Part spectacle, part ride—all Vegas—Caesars’ High Roller goes a step beyond observation wheels like the London Eye and the Singapore Flyer, offering a full entertainment experience along with dizzyingly high views of the city. Located across the strip from Caesars Palace, the wheel serves as the focal point of the company’s newly developed quarter-mile-long entertainment row, featuring casinos, fine dining, and high-end retail outlets. Currently the largest wheel of its kind in the world, the High Roller features a circular rim formed of a single tube supporting 28 spherical cabins. Each cabin will accommodate up to 40 people, who can partake in a number of themed entertainment experiences throughout the 30 minute ride, including Elvis and Frank Sinatra “Experiences”.
Open in March 2014, Caesars’ High Roller will be an iconic ride that promises to redefine the Las Vegas skyline and draw crowds from around the world.
The sheer size of the High Roller and the site’s narrow footprint presented a number of challenges to Arup’s design team. Because the wheel is situated over an existing road flanked by a monorail, the potential locations for support legs were very limited. After extensive design studies, Arup determined that the best approach was to support the hub of the wheel using four inclined legs with a single transverse brace founded across the road.

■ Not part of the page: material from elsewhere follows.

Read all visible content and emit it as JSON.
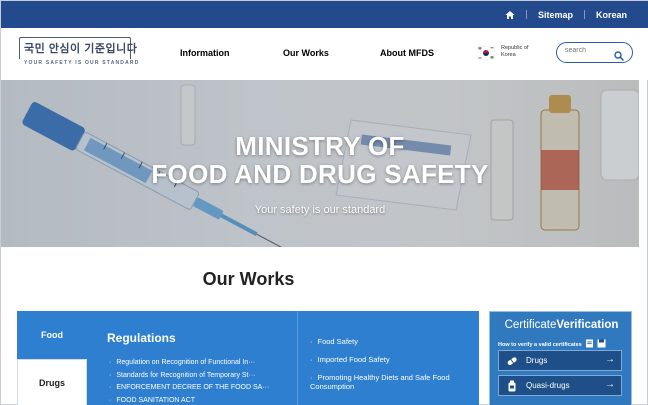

Arup pioneered the idea of using a spherical cabin shape because it was architecturally arresting, offered spacious interiors, and panoramic views.
With a design life of 50 years, the High Roller will rotate as many 650,000 times and therefore had to be designed against fatigue. Numerous detailed stress analyses were conducted prior to finalising the steelwork details and specifications to control stress concentrations on the bearings, steelwork, cables, and fittings.
Patron comfort was at the forefront of the team’s thinking throughout the design process. The punishing Nevada climate includes extremely high external temperatures and solar gain. To achieve a satisfactory environment in the cabins, Arup’s engineers performed computational fluid dynamics simulations to optimise the design of the air-conditioning systems and glazing; the spherical panels are double glazed in order to limit the air-conditioner power demands. They also performed wind tunnel tests to predict requirements for damping to control wind-induced motions.